newyorker | At least since the Moynihan Report, in 1965, Americans have tended to answer the question “Why are people poor?” by choosing one of two responses: they can either point to economic forces (globalization, immigration) or blame cultural factors (decaying families, lack of “grit”). These seem like two social-science theories about poverty—two hypotheses, which might be tested empirically—but, in practice, they are more like political fairy tales. As Kelefa Sanneh wrote earlier this year, the choice between these two explanations has long been racialized. Working-class whites are said to be poor because of outsourcing; inner-city blacks are imagined to be holding themselves back with hip-hop. The implicit theory is that culture comes from within, and so can be controlled by individuals and communities, whereas economic structures exert pressures from without, and so are beyond the control of those they affect.
This theory is useful to politicians, because political ideologies function by identifying some people as powerless and others as powerful. The truth, though, is that the “culture vs. economics” dyad is largely a fantasy. We are neither prisoners of our economic circumstances nor lords of our cultures, able to reshape them at will. It would be more accurate to say that cultural and economic forces act, with entwined and equal power, on and through all of us—and that we all have an ability, limited but real, to harness or resist them. When we pursue education, we improve ourselves both “economically” and “culturally” (and in other ways); conversely, there’s nothing distinctly and intrinsically “economic” or “cultural” about the problems that afflict poor communities, such as widespread drug addiction or divorce. (If you lose your job, get divorced, and become an addict, is your addiction “economic” or “cultural” in nature?) When we debate whether such problems have a fundamentally “economic” or “cultural” cause, we aren’t saying anything meaningful about the problems.

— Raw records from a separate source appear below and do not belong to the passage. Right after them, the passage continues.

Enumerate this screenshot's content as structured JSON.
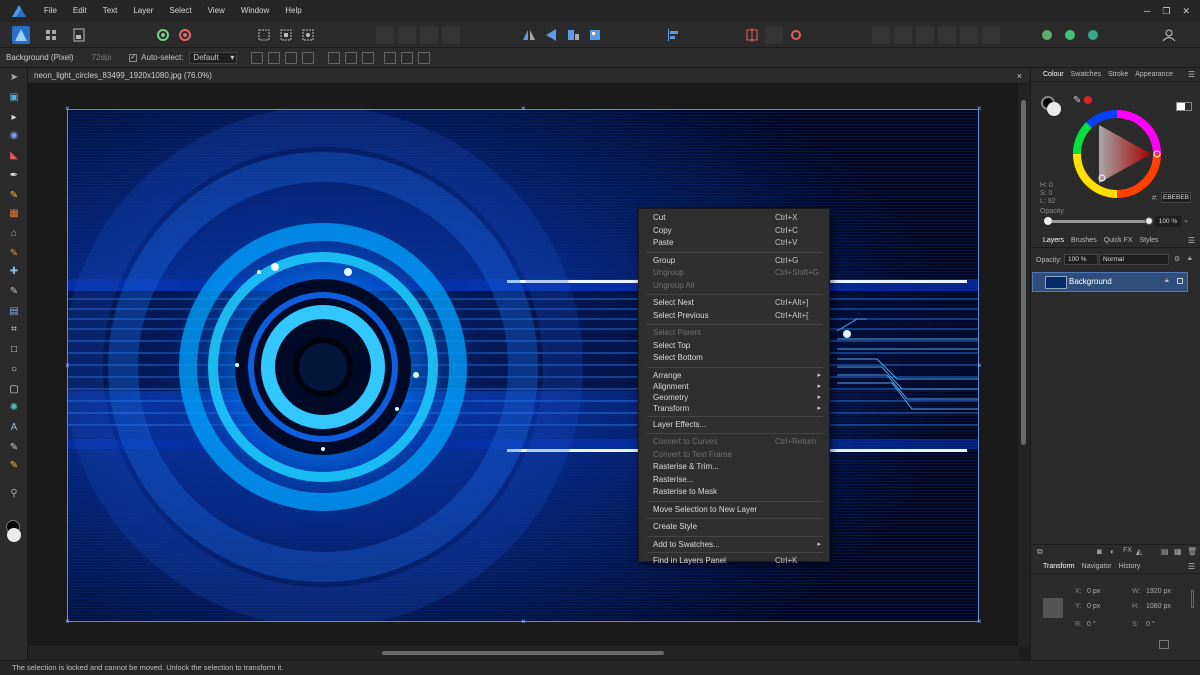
{
  "menubar": {
    "items": [
      "File",
      "Edit",
      "Text",
      "Layer",
      "Select",
      "View",
      "Window",
      "Help"
    ],
    "window_controls": [
      "─",
      "❐",
      "✕"
    ]
  },
  "context_toolbar": {
    "layer_name": "Background (Pixel)",
    "dpi": "72dpi",
    "auto_select_label": "Auto-select:",
    "auto_select_value": "Default"
  },
  "document": {
    "tab_title": "neon_light_circles_83499_1920x1080.jpg (76.0%)",
    "close": "×"
  },
  "context_menu": {
    "items": [
      {
        "label": "Cut",
        "shortcut": "Ctrl+X",
        "enabled": true
      },
      {
        "label": "Copy",
        "shortcut": "Ctrl+C",
        "enabled": true
      },
      {
        "label": "Paste",
        "shortcut": "Ctrl+V",
        "enabled": true
      },
      {
        "sep": true
      },
      {
        "label": "Group",
        "shortcut": "Ctrl+G",
        "enabled": true
      },
      {
        "label": "Ungroup",
        "shortcut": "Ctrl+Shift+G",
        "enabled": false
      },
      {
        "label": "Ungroup All",
        "shortcut": "",
        "enabled": false
      },
      {
        "sep": true
      },
      {
        "label": "Select Next",
        "shortcut": "Ctrl+Alt+]",
        "enabled": true
      },
      {
        "label": "Select Previous",
        "shortcut": "Ctrl+Alt+[",
        "enabled": true
      },
      {
        "sep": true
      },
      {
        "label": "Select Parent",
        "shortcut": "",
        "enabled": false
      },
      {
        "label": "Select Top",
        "shortcut": "",
        "enabled": true
      },
      {
        "label": "Select Bottom",
        "shortcut": "",
        "enabled": true
      },
      {
        "sep": true
      },
      {
        "label": "Arrange",
        "shortcut": "",
        "enabled": true,
        "submenu": true
      },
      {
        "label": "Alignment",
        "shortcut": "",
        "enabled": true,
        "submenu": true
      },
      {
        "label": "Geometry",
        "shortcut": "",
        "enabled": true,
        "submenu": true
      },
      {
        "label": "Transform",
        "shortcut": "",
        "enabled": true,
        "submenu": true
      },
      {
        "sep": true
      },
      {
        "label": "Layer Effects...",
        "shortcut": "",
        "enabled": true
      },
      {
        "sep": true
      },
      {
        "label": "Convert to Curves",
        "shortcut": "Ctrl+Return",
        "enabled": false
      },
      {
        "label": "Convert to Text Frame",
        "shortcut": "",
        "enabled": false
      },
      {
        "label": "Rasterise & Trim...",
        "shortcut": "",
        "enabled": true
      },
      {
        "label": "Rasterise...",
        "shortcut": "",
        "enabled": true
      },
      {
        "label": "Rasterise to Mask",
        "shortcut": "",
        "enabled": true
      },
      {
        "sep": true
      },
      {
        "label": "Move Selection to New Layer",
        "shortcut": "",
        "enabled": true
      },
      {
        "sep": true
      },
      {
        "label": "Create Style",
        "shortcut": "",
        "enabled": true
      },
      {
        "sep": true
      },
      {
        "label": "Add to Swatches...",
        "shortcut": "",
        "enabled": true,
        "submenu": true
      },
      {
        "sep": true
      },
      {
        "label": "Find in Layers Panel",
        "shortcut": "Ctrl+K",
        "enabled": true
      }
    ]
  },
  "colour_panel": {
    "tabs": [
      "Colour",
      "Swatches",
      "Stroke",
      "Appearance"
    ],
    "h": "H: 0",
    "s": "S: 0",
    "l": "L: 92",
    "hex": "EBEBEB",
    "hex_prefix": "#:",
    "opacity_label": "Opacity",
    "opacity_value": "100 %"
  },
  "layers_panel": {
    "tabs": [
      "Layers",
      "Brushes",
      "Quick FX",
      "Styles"
    ],
    "opacity_label": "Opacity:",
    "opacity_value": "100 %",
    "blend_mode": "Normal",
    "layers": [
      "Background"
    ]
  },
  "transform_panel": {
    "tabs": [
      "Transform",
      "Navigator",
      "History"
    ],
    "x_label": "X:",
    "x": "0 px",
    "y_label": "Y:",
    "y": "0 px",
    "w_label": "W:",
    "w": "1920 px",
    "h_label": "H:",
    "h": "1080 px",
    "r_label": "R:",
    "r": "0 °",
    "s_label": "S:",
    "s": "0 °"
  },
  "status": {
    "message": "The selection is locked and cannot be moved. Unlock the selection to transform it."
  }
}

We’re just arguing—incoherently—about whether or not people who suffer from them deserve to be blamed for them. (We know, meanwhile, that the solutions—many, partial, and overlapping—aren’t going to be exclusively “economic” or “cultural” in nature, either.)
It’s odd, when you think about it, that a question a son might ask about his mother—“Where does blame stop and sympathy begin?”—is at the center of our collective political life. And yet, as American inequality has grown, that question has come to be increasingly important. When Rod Dreher asked Vance to explain the appeal of Trump to poor whites, Vance cited the fact that Trump “criticizes the factories shipping jobs overseas” while energetically defending white, working-class culture against “the condescenders” who hold it in contempt. Another way of putting this is that, for the past eight years, the mere existence of Barack Obama—a thriving African-American family man and a successful product of the urban meritocracy—has implied that the problems of poor white Americans are “cultural”; Trump has shifted their afflictions into the “economic” column. For his supporters, that is enough.
Vance is frustrated not just by this latest turn of the wheel but by the fact that the wheel keeps turning. It’s true that, by criticizing “hillbilly culture,” “Hillbilly Elegy” reverses the racial polarity in our debate about poverty; it’s also true that, by arguing that the problems of the white working class are partly “cultural,” the book strikes a blow against Trumpism. And yet it would be wrong to see Vance’s book as yet another entry in our endless argument about whether this or that group’s poverty is caused by “economic” or “cultural” factors. “Hillbilly Elegy” sees the “economics vs. culture” divide as a dead metaphor—a form of manipulation rather than explanation more likely to conceal the truth than to reveal it. The book is an understated howl of protest against the racialized blame game that has, for decades, powered American politics and confounded our attempts to talk about poverty.
Often, after a way of talking has obviously outlived its usefulness, a period of inarticulateness ensues; it’s not yet clear how we should talk going forward. “Hillbilly Elegy” doesn’t provide us with a new way of talking about poverty in post-globalization America. It does, however, suggest that it’s our collective job to figure one out. As individuals, we must stop thinking about American poverty in an imaginary way; we must abandon the terms of the argument we’ve been having—terms designed to harness our feelings of blame and resentment for political ends, and to make us feel either falsely blameless or absurdly self-determining. “I don’t know what the answer is, precisely, but I know it starts when we stop blaming Obama or Bush or faceless companies and ask ourselves what we can do to make things better,” Vance writes. “We hillbillies need to wake the hell up.” As do the rest of us.